Exclude images, then output the remaining data verbatim.

(Dataset rows describing interfaces)
^^^^

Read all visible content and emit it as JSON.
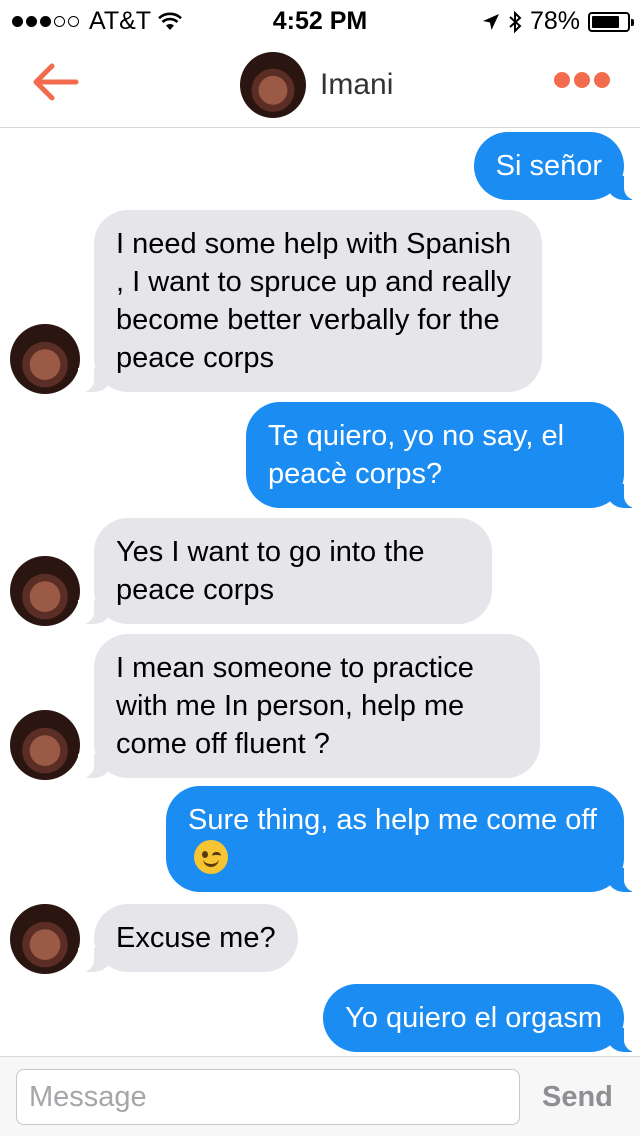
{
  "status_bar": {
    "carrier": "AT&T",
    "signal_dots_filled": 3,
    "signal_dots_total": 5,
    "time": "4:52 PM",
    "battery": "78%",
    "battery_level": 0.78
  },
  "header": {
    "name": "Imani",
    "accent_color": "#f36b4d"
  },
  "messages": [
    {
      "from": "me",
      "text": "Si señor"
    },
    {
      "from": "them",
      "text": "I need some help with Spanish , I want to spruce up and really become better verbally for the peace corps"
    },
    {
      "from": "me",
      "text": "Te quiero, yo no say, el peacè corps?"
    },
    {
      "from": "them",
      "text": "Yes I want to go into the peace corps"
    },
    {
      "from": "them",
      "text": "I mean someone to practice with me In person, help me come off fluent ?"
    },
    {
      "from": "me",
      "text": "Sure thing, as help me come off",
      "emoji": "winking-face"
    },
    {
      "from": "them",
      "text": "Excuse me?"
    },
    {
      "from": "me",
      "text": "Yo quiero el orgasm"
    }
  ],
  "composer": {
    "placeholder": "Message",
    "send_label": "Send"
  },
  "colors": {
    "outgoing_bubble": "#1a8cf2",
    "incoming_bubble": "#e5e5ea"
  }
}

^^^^

### [Written solution]
Read all visible content and emit it as JSON.
{
  "status_bar": {
    "carrier": "AT&T",
    "signal_dots_filled": 3,
    "signal_dots_total": 5,
    "time": "4:52 PM",
    "battery": "78%",
    "battery_level": 0.78
  },
  "header": {
    "name": "Imani",
    "accent_color": "#f36b4d"
  },
  "messages": [
    {
      "from": "me",
      "text": "Si señor"
    },
    {
      "from": "them",
      "text": "I need some help with Spanish , I want to spruce up and really become better verbally for the peace corps"
    },
    {
      "from": "me",
      "text": "Te quiero, yo no say, el peacè corps?"
    },
    {
      "from": "them",
      "text": "Yes I want to go into the peace corps"
    },
    {
      "from": "them",
      "text": "I mean someone to practice with me In person, help me come off fluent ?"
    },
    {
      "from": "me",
      "text": "Sure thing, as help me come off",
      "emoji": "winking-face"
    },
    {
      "from": "them",
      "text": "Excuse me?"
    },
    {
      "from": "me",
      "text": "Yo quiero el orgasm"
    }
  ],
  "composer": {
    "placeholder": "Message",
    "send_label": "Send"
  },
  "colors": {
    "outgoing_bubble": "#1a8cf2",
    "incoming_bubble": "#e5e5ea"
  }
}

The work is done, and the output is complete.